Excerpts from an interface dataset
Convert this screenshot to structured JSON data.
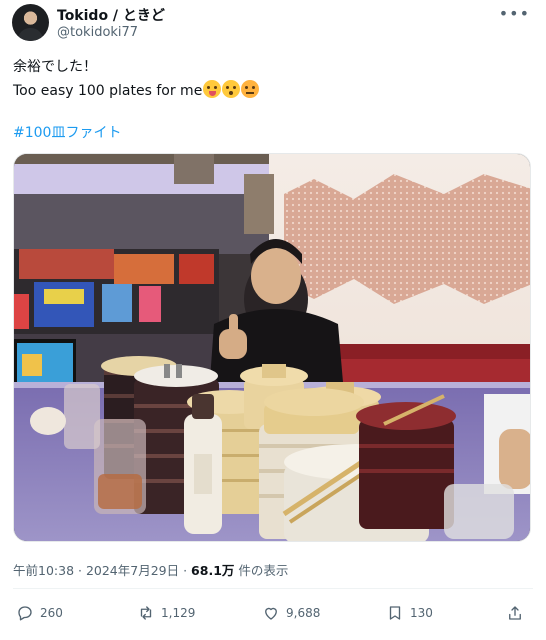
{
  "author": {
    "name": "Tokido / ときど",
    "handle": "@tokidoki77"
  },
  "tweet": {
    "line1": "余裕でした！",
    "line2": "Too easy 100 plates for me",
    "hashtag": "#100皿ファイト",
    "photo_icon": "photo-sushi-plates"
  },
  "meta": {
    "time_date": "午前10:38 · 2024年7月29日 · ",
    "views_count": "68.1万",
    "views_label": " 件の表示"
  },
  "actions": {
    "replies": "260",
    "retweets": "1,129",
    "likes": "9,688",
    "bookmarks": "130"
  },
  "colors": {
    "accent": "#1d9bf0",
    "secondary_text": "#536471"
  }
}
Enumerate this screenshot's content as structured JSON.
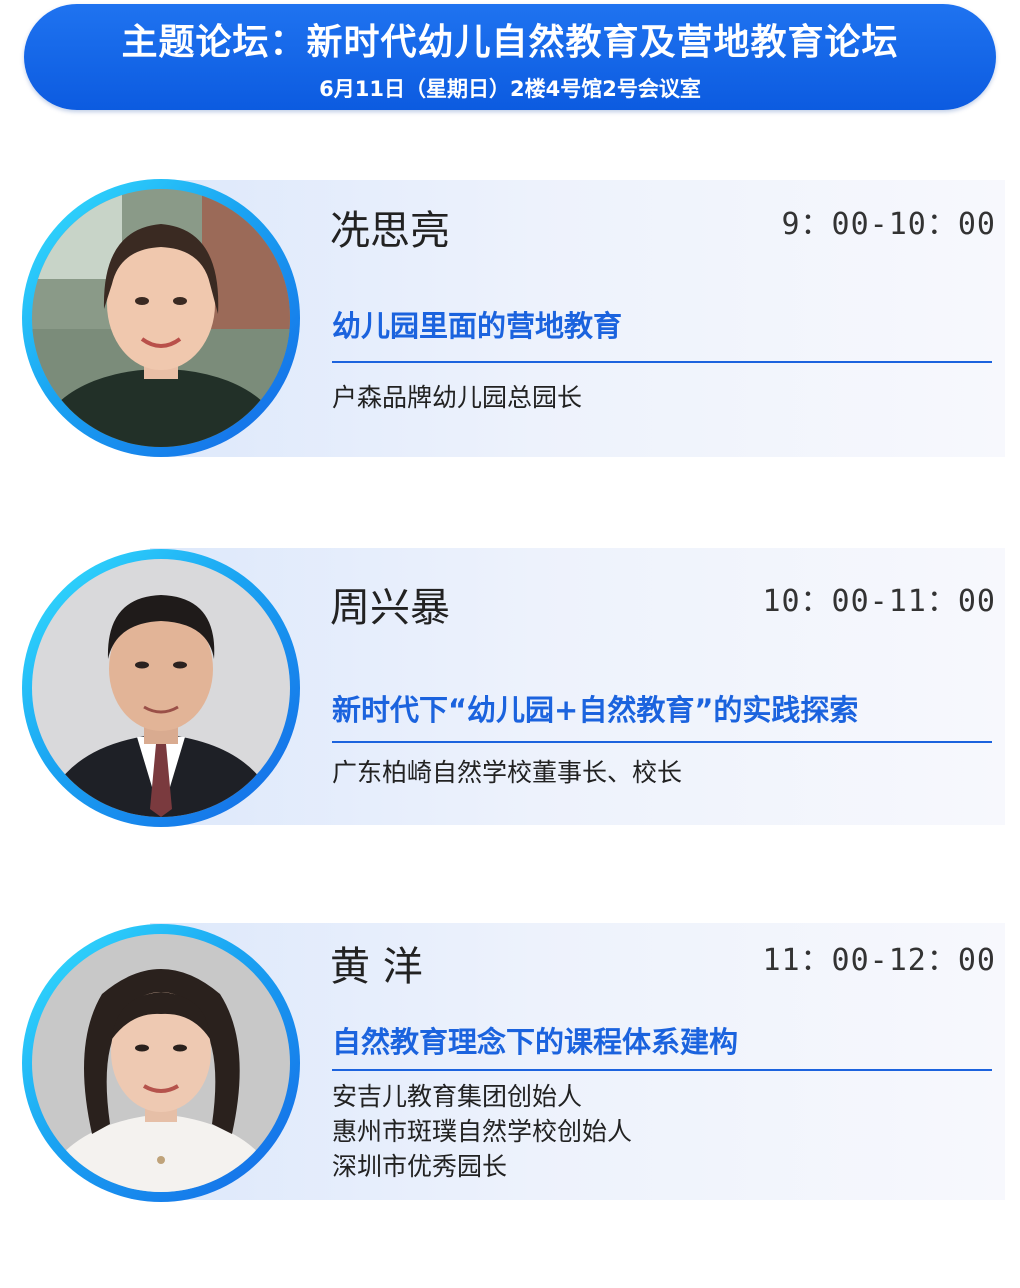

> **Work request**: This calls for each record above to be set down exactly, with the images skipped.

> **Reply**:
Convert this screenshot to structured JSON data.
{
  "author": {
    "name": "Tokido / ときど",
    "handle": "@tokidoki77"
  },
  "tweet": {
    "line1": "余裕でした！",
    "line2": "Too easy 100 plates for me",
    "hashtag": "#100皿ファイト",
    "photo_icon": "photo-sushi-plates"
  },
  "meta": {
    "time_date": "午前10:38 · 2024年7月29日 · ",
    "views_count": "68.1万",
    "views_label": " 件の表示"
  },
  "actions": {
    "replies": "260",
    "retweets": "1,129",
    "likes": "9,688",
    "bookmarks": "130"
  },
  "colors": {
    "accent": "#1d9bf0",
    "secondary_text": "#536471"
  }
}
Enumerate this screenshot's content as structured JSON.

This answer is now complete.